Almost nothing is known about this jellyfish. It was a real challenge even for the jellyfish experts at Zoo Vienna to successfully breed this species. But they were successful and raised 30 baby jellyfish from the planula to the polyp--- and finally to the jellyfish.

The Zoo successfully took photos of all developmental stages and collected important data, which will be forwarded to Kienberger for further collaborative research.

French naturalists, Quoy and Gaimard, first described the Giant Jellyfish, Rhizostoma luteum, in 1827. Since its discovery, it has only been mentioned in scientific literature six times due to its rarity. Some researchers even doubted its existence until the recent discovery of specimens off the coast of Southern Spain.

Delicate Jellyfish Breeding Succeeds at Zoo Basel


Since the summer of 2011, Switzerland's Zoo Basel has been working behind the scenes with their new breeding vivarium equipment called "Plankton Kreisel". It ensures that baby jellyfish float like the ocean - in a continuous flow.They are so delicate that they could not withstand the corners found in normal tanks. Thanks to a new method of breeding and rearing, they are thriving.

Jellyfish in the vivarium have different feeding rhythms and the Zoo will fluctuate the temperatures within it to stimulate reproduction. This system was discovered by accident when, in December 1987, a cooling system in the vivarium went out for two days. Surprisingly, the jellyfish began to multiply! Now It takes a lot of work and knowledge to employ this new method for breeding them, but it has become a successful effort.  

Jellyfish are composed of two different life forms: affixed (polyps about 2 mm or .078 inches small) and free-swimming medusa, the actual "jellyfish". The polyps produce buds within the fluctuating environmental conditions, which detach with time and in the wild become jellies freely floating in the sea. Those jellyfish will in turn become sexually mature after a few months and then produce eggs and sperm.

Thanks to these new methods, jellies can again be seen on ehxibit at the Zoo in all their other-worldly beauty.




Photo credit: Zoo Basel


Arrivals from Another World at Zoo Basel

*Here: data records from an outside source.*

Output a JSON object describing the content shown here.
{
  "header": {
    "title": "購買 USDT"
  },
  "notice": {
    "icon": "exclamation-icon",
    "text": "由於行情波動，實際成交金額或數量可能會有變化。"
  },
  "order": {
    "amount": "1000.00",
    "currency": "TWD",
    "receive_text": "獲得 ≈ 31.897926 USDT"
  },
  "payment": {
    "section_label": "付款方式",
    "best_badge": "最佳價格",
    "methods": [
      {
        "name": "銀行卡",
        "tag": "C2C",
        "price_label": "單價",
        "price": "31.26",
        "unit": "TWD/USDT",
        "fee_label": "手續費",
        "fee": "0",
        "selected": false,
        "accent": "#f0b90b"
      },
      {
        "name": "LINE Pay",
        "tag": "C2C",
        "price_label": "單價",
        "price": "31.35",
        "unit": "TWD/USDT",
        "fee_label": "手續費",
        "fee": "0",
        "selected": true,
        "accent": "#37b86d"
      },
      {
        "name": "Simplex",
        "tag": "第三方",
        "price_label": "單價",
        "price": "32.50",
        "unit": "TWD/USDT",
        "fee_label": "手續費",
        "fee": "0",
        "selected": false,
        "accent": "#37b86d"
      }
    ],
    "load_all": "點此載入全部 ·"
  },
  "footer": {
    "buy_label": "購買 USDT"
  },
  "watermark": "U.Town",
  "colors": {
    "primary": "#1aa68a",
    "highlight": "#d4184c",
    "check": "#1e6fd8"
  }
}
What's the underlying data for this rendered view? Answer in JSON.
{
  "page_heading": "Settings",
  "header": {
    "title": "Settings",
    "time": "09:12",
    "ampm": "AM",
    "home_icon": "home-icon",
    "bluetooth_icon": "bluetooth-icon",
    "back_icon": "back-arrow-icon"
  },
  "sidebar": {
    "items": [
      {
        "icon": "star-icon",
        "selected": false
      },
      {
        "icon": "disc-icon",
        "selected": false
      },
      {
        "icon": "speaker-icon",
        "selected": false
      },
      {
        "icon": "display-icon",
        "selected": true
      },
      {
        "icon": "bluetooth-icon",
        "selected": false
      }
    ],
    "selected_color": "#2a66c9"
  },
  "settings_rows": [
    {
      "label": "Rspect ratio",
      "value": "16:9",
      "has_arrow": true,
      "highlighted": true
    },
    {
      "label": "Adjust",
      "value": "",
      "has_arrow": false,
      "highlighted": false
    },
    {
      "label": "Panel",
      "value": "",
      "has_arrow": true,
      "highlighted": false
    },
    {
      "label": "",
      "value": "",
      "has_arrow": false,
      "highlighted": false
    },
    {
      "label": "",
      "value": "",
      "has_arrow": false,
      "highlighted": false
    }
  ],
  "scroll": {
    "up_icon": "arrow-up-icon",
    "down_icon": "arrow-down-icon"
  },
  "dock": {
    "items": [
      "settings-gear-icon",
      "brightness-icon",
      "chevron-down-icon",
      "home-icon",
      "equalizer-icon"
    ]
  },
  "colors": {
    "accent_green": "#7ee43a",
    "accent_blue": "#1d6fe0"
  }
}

Zoo Basel has successfully bred Fried Egg Jellyfish, a species of jellyfish found in the Mediterranean, Aegean, and Adriatic Seas. The species is particularly challenging to breed because they require live plankton to eat and plenty of sunlight to survive. These young jellies were kept behind the scenes in a special breeding tank which imitated conditions in their natural environment. They are now on exhibit at Zoo Basel's Aquarium. Unlike most jellyfish, this species is capable of propelling itself through the water and do not depend on currents to carry them.



73628_160243640680051_145158452188570_244734_5800964_nPhoto credits: Zoo Basel

Below is  a picture of an adult Fried Egg Jelly. They can grow to 13 inches in diameter!

737px-SpiegeleiquallePhoto credit: Wikimedia Commons

Baby Jellyfish Pulsate into San Antonio

And now for something completely different... Last month the San Antonio Zoo welcomed about 1,000 "baby" Moon Jellies. Young jellyfish go through a variety of stages in their development so bear with us on this one...

New Moon Jellies start out as eggs carried by the mama jelly. After fertilization, the eggs hatch into a young larval stage called a planula, which float around for a day or so munching on delicious plankton. After chowing down, these planula float to the sea floor and attach themselves like sea anemones. At this stage they are called polyps, seen below.

Baby jellyfish san antonio 2 

Baby jellyfish san antonio 3 

These polyps then divide into multiple ephyrae which look like little snowflakes.

Baby jellyfish san antonio 4 

Baby jellyfish san antonio 1

These ephyrae eventually grow into medusae, which is the adult form of jellyfish that you have come to know and love, or possibly fear, at the beach... 

Baby jellyfish san antonio 5 

All of these pictures come courtesy of Eddie Sunila of the San Antonio Zoo and we encourage visitors in the area to go see these strange critters in person. In case it was not clear from the bizarre development cycle outlined above, jellyfish are most definitely not fish.